> [Exercise materials]:
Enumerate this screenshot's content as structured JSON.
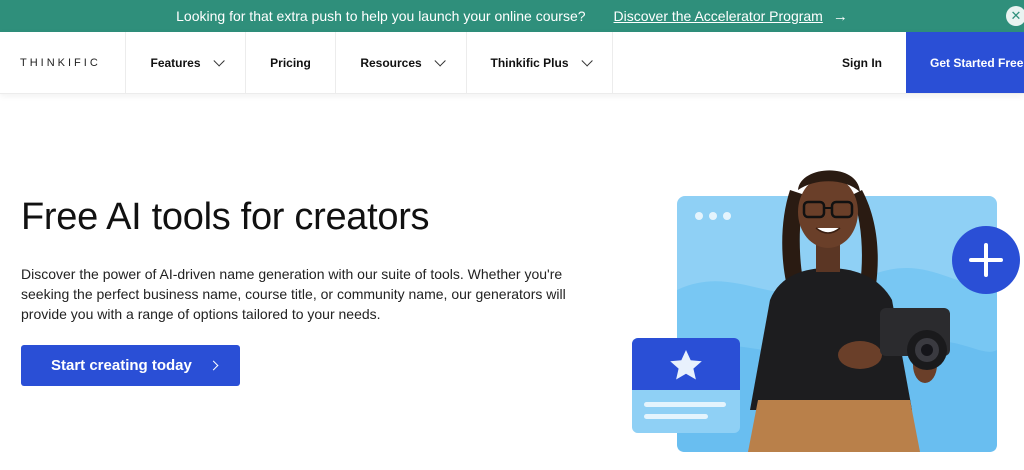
{
  "banner": {
    "message": "Looking for that extra push to help you launch your online course?",
    "link": "Discover the Accelerator Program",
    "arrow_icon": "arrow-right-icon",
    "close_icon": "close-icon"
  },
  "nav": {
    "logo": "THINKIFIC",
    "items": [
      {
        "label": "Features",
        "has_dropdown": true
      },
      {
        "label": "Pricing",
        "has_dropdown": false
      },
      {
        "label": "Resources",
        "has_dropdown": true
      },
      {
        "label": "Thinkific Plus",
        "has_dropdown": true
      }
    ],
    "sign_in": "Sign In",
    "cta": "Get Started Free"
  },
  "hero": {
    "title": "Free AI tools for creators",
    "description": "Discover the power of AI-driven name generation with our suite of tools. Whether you're seeking the perfect business name, course title, or community name, our generators will provide you with a range of options tailored to your needs.",
    "button": "Start creating today"
  },
  "colors": {
    "banner_bg": "#2f8f7b",
    "primary": "#2a4fd6",
    "illus_light": "#8fd0f5",
    "illus_mid": "#5fb8ef"
  }
}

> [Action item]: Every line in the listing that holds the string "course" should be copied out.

> [Solution to the exercise]:
    "message": "Looking for that extra push to help you launch your online course?",
    "description": "Discover the power of AI-driven name generation with our suite of tools. Whether you're seeking the perfect business name, course title, or community name, our generators will provide you with a range of options tailored to your needs.",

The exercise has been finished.